Communication is key to the relationship and you must be made aware of problems or requests as soon as they come in. If you are constantly having to chase your PM for updates on things it is time to call time on the relationship and move forward with a more forthcoming Property Manager.
A huge warning sign is your PM ignoring emails or phone calls from you or flat out ignoring problems. This cannot be tolerated. Your Property Manager needs to be on top of problems and be responsive to both you and your tenants.
If they are ignoring maintenance issues or not responding to problems this is a sure fire sign that you should look to end the relationship you have with them. A good PM will aim to respond to you and the tenants when issues arise and have any problems handled quickly.
Do not accept a PM that turns the other way when problems occur.

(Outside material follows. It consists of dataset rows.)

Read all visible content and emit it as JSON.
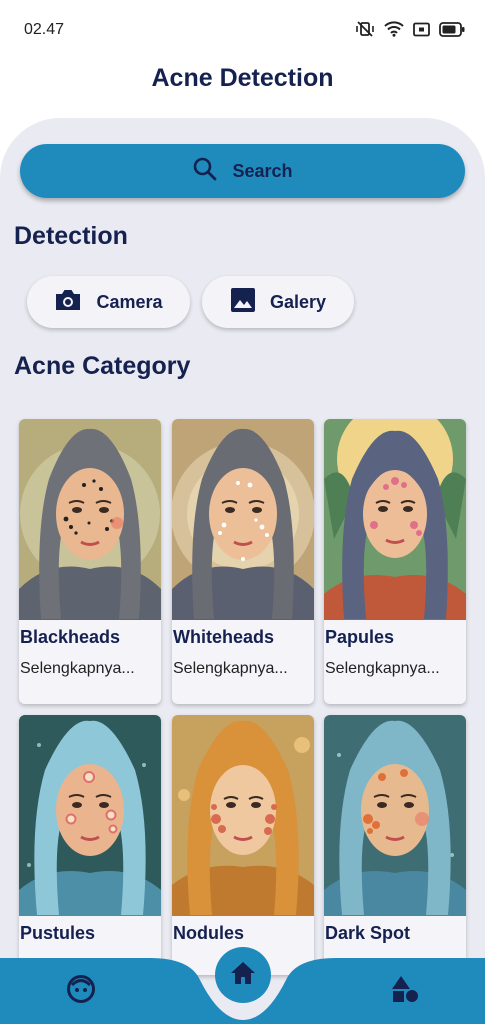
{
  "status_bar": {
    "time": "02.47",
    "icons": [
      "vibrate-mute-icon",
      "wifi-icon",
      "cast-icon",
      "battery-icon"
    ]
  },
  "app": {
    "title": "Acne Detection"
  },
  "search": {
    "label": "Search",
    "icon": "search-icon"
  },
  "detection": {
    "title": "Detection",
    "buttons": [
      {
        "label": "Camera",
        "icon": "camera-icon"
      },
      {
        "label": "Galery",
        "icon": "image-icon"
      }
    ]
  },
  "category": {
    "title": "Acne Category",
    "cards": [
      {
        "title": "Blackheads",
        "desc": "Selengkapnya..."
      },
      {
        "title": "Whiteheads",
        "desc": "Selengkapnya..."
      },
      {
        "title": "Papules",
        "desc": "Selengkapnya..."
      },
      {
        "title": "Pustules"
      },
      {
        "title": "Nodules"
      },
      {
        "title": "Dark Spot"
      }
    ]
  },
  "bottom_nav": {
    "items": [
      {
        "icon": "face-icon",
        "active": false
      },
      {
        "icon": "home-icon",
        "active": true
      },
      {
        "icon": "shapes-icon",
        "active": false
      }
    ]
  },
  "colors": {
    "primary": "#1f8bbd",
    "text_dark": "#152250",
    "panel_bg": "#eaeaf2",
    "card_bg": "#f5f4f9"
  }
}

This could affect the value of your investment, damage beyond repair the relationship with your tenants and cost you significant sums of money if maintenance issues are neglected.
If it becomes clear that you are having issues with your PM you could look to move to a different Property Management firm or you could take over the role yourself. If you are not well versed in what is required of you as a Property Manager my advice would be to avoid this.

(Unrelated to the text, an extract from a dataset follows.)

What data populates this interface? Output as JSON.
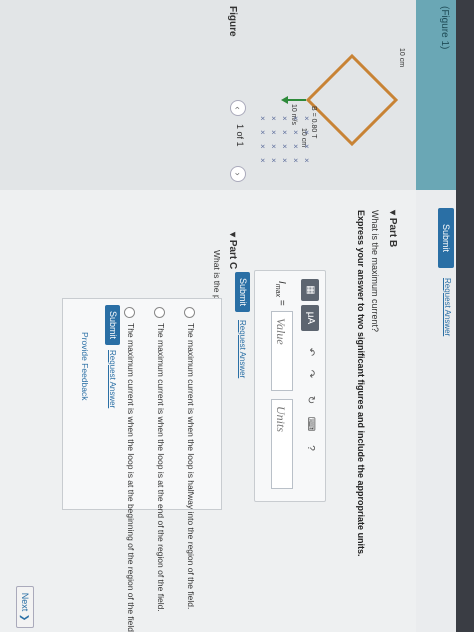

But if you feel confident that you have the time, knowledge and skills required to efficiently manage your portfolio you may be able to save yourself some money by managing it yourself.
I would look to ask myself a few questions before taking on the role, as even though you could save yourself some cash in the short term, the long term effects of running your portfolio poorly vastly outweigh the gain of a few dollars of rent each month.
- Do you understand your state’s rules? As a PM you need to be aware of what you can and can’t do in relation to the tenancy. It is very easy to get yourself into legal trouble if you are not up to date with the relevant legislation. Be conscious that this legislation often doesn’t comply with common sense and as such you can get yourself into quite a bit of trouble.
- Do you have the time? If you have a busy home or professional life you may simply not have the time it takes to efficiently manage a portfolio of properties. You must be readily available to deal with any problems that occur and if that isn’t the case a PM may be the better option.
- Do you have the required skills? Some people don’t relish the confrontational aspects of dealing with tricky tenants. You may not be great at organising inspections or maintenance and you may be terrible at checking emails or answering phone calls. You need to be aware that when managing a property you are providing a service and if you don’t possess the relevant skills it may be best to hire someone who does.
Hiring and firing may not be a task that you relish, but it is a necessary part of running a successful property portfolio. You will have to feel comfortable dealing with people and be able to workout if they are not meeting your needs.
Whilst dismissing someone from their role is unpleasant you have to be aware that keeping on an underperforming PM can affect your business massively and as such must be handled.
Whether you take over the role or move onto a different company is up to you to decide, but working with a good, well qualified PM can be the difference between a successful rental business and a failing one. So treat the decision with the care it deserves.